(Exercise brief) Return each line of the listing that follows in which the string "girl" can be found.

(Data under study)

= Beginning of Section =

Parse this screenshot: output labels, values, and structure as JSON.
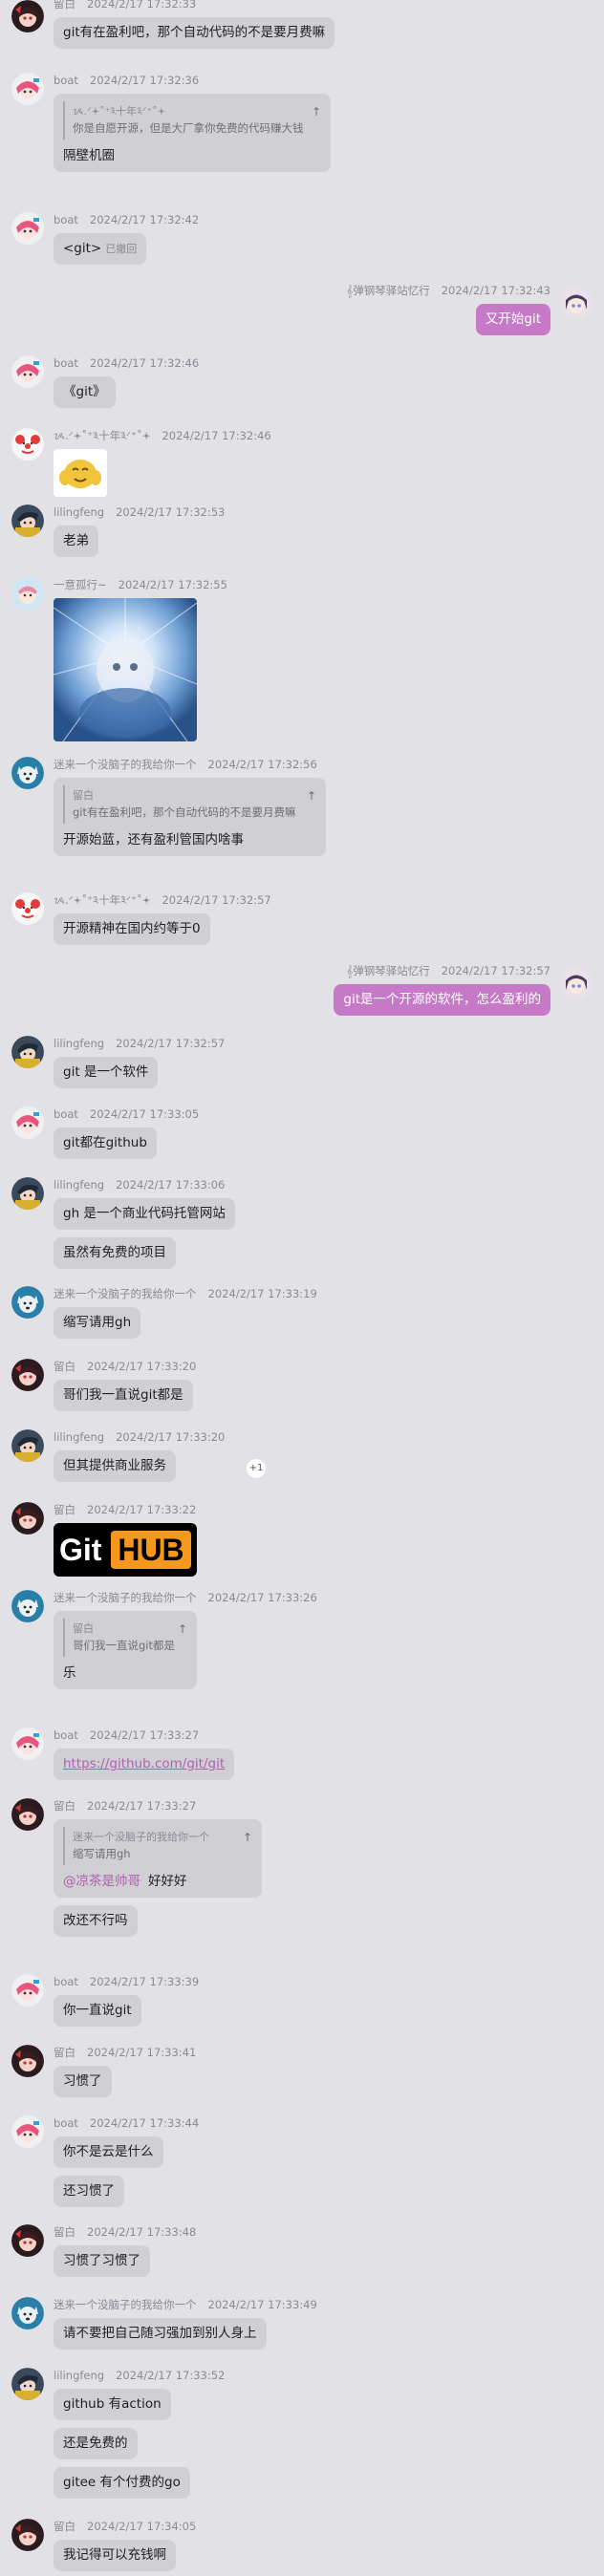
{
  "users": {
    "liubai": "留白",
    "boat": "boat",
    "moyan": "𝄞弹钢琴驿站忆行",
    "lilingfeng": "lilingfeng",
    "clown": "ᝰ.ᐟ𖥔˚⁺༣十年༣ᐟ⁺˚𖥔",
    "yichui": "一意孤行~",
    "dog": "迷来一个没脑子的我给你一个"
  },
  "messages": [
    {
      "user": "liubai",
      "time": "2024/2/17 17:32:33",
      "bubbles": [
        {
          "text": "git有在盈利吧，那个自动代码的不是要月费嘛"
        }
      ]
    },
    {
      "user": "boat",
      "time": "2024/2/17 17:32:36",
      "bubbles": [
        {
          "quote_name": "ᝰ.ᐟ𖥔˚⁺༣十年༣ᐟ⁺˚𖥔",
          "quote_text": "你是自愿开源，但是大厂拿你免费的代码赚大钱",
          "text": "隔壁机圈"
        }
      ]
    },
    {
      "user": "boat",
      "time": "2024/2/17 17:32:42",
      "bubbles": [
        {
          "text": "<git>",
          "recall": "已撤回"
        }
      ]
    },
    {
      "user": "moyan",
      "time": "2024/2/17 17:32:43",
      "bubbles": [
        {
          "text": "又开始git"
        }
      ]
    },
    {
      "user": "boat",
      "time": "2024/2/17 17:32:46",
      "bubbles": [
        {
          "text": "《git》"
        }
      ]
    },
    {
      "user": "clown",
      "time": "2024/2/17 17:32:46",
      "bubbles": []
    },
    {
      "user": "lilingfeng",
      "time": "2024/2/17 17:32:53",
      "bubbles": [
        {
          "text": "老弟"
        }
      ]
    },
    {
      "user": "yichui",
      "time": "2024/2/17 17:32:55",
      "bubbles": []
    },
    {
      "user": "dog",
      "time": "2024/2/17 17:32:56",
      "bubbles": [
        {
          "quote_name": "留白",
          "quote_text": "git有在盈利吧，那个自动代码的不是要月费嘛",
          "text": "开源始蓝，还有盈利管国内啥事"
        }
      ]
    },
    {
      "user": "clown",
      "time": "2024/2/17 17:32:57",
      "bubbles": [
        {
          "text": "开源精神在国内约等于0"
        }
      ]
    },
    {
      "user": "moyan",
      "time": "2024/2/17 17:32:57",
      "bubbles": [
        {
          "text": "git是一个开源的软件，怎么盈利的"
        }
      ]
    },
    {
      "user": "lilingfeng",
      "time": "2024/2/17 17:32:57",
      "bubbles": [
        {
          "text": "git 是一个软件"
        }
      ]
    },
    {
      "user": "boat",
      "time": "2024/2/17 17:33:05",
      "bubbles": [
        {
          "text": "git都在github"
        }
      ]
    },
    {
      "user": "lilingfeng",
      "time": "2024/2/17 17:33:06",
      "bubbles": [
        {
          "text": "gh 是一个商业代码托管网站"
        },
        {
          "text": "虽然有免费的项目"
        }
      ]
    },
    {
      "user": "dog",
      "time": "2024/2/17 17:33:19",
      "bubbles": [
        {
          "text": "缩写请用gh"
        }
      ]
    },
    {
      "user": "liubai",
      "time": "2024/2/17 17:33:20",
      "bubbles": [
        {
          "text": "哥们我一直说git都是"
        }
      ]
    },
    {
      "user": "lilingfeng",
      "time": "2024/2/17 17:33:20",
      "bubbles": [
        {
          "text": "但其提供商业服务",
          "plus": "+1"
        }
      ]
    },
    {
      "user": "liubai",
      "time": "2024/2/17 17:33:22",
      "bubbles": []
    },
    {
      "user": "dog",
      "time": "2024/2/17 17:33:26",
      "bubbles": [
        {
          "quote_name": "留白",
          "quote_text": "哥们我一直说git都是",
          "text": "乐"
        }
      ]
    },
    {
      "user": "boat",
      "time": "2024/2/17 17:33:27",
      "bubbles": [
        {
          "text": "https://github.com/git/git",
          "link": true
        }
      ]
    },
    {
      "user": "liubai",
      "time": "2024/2/17 17:33:27",
      "bubbles": [
        {
          "quote_name": "迷来一个没脑子的我给你一个",
          "quote_text": "缩写请用gh",
          "mention": "@凉茶是帅哥",
          "text": "好好好"
        },
        {
          "text": "改还不行吗"
        }
      ]
    },
    {
      "user": "boat",
      "time": "2024/2/17 17:33:39",
      "bubbles": [
        {
          "text": "你一直说git"
        }
      ]
    },
    {
      "user": "liubai",
      "time": "2024/2/17 17:33:41",
      "bubbles": [
        {
          "text": "习惯了"
        }
      ]
    },
    {
      "user": "boat",
      "time": "2024/2/17 17:33:44",
      "bubbles": [
        {
          "text": "你不是云是什么"
        },
        {
          "text": "还习惯了"
        }
      ]
    },
    {
      "user": "liubai",
      "time": "2024/2/17 17:33:48",
      "bubbles": [
        {
          "text": "习惯了习惯了"
        }
      ]
    },
    {
      "user": "dog",
      "time": "2024/2/17 17:33:49",
      "bubbles": [
        {
          "text": "请不要把自己随习强加到别人身上"
        }
      ]
    },
    {
      "user": "lilingfeng",
      "time": "2024/2/17 17:33:52",
      "bubbles": [
        {
          "text": "github 有action"
        },
        {
          "text": "还是免费的"
        },
        {
          "text": "gitee 有个付费的go"
        }
      ]
    },
    {
      "user": "liubai",
      "time": "2024/2/17 17:34:05",
      "bubbles": [
        {
          "text": "我记得可以充钱啊"
        }
      ]
    }
  ],
  "stickers": {
    "github_logo_left": "Git",
    "github_logo_right": "HUB"
  },
  "colors": {
    "background": "#e1e1e6",
    "bubble": "#cfcfd4",
    "self_bubble": "#c679c6",
    "accent": "#b061b0",
    "meta_text": "#8a8a92"
  },
  "icons": {
    "liubai": "girl-avatar-icon",
    "boat": "pink-girl-avatar-icon",
    "moyan": "anime-girl-avatar-icon",
    "lilingfeng": "boy-avatar-icon",
    "clown": "clown-avatar-icon",
    "yichui": "cartoon-avatar-icon",
    "dog": "dog-avatar-icon"
  }
}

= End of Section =

(Solved exercise)
    "liubai": "girl-avatar-icon",
    "boat": "pink-girl-avatar-icon",
    "moyan": "anime-girl-avatar-icon",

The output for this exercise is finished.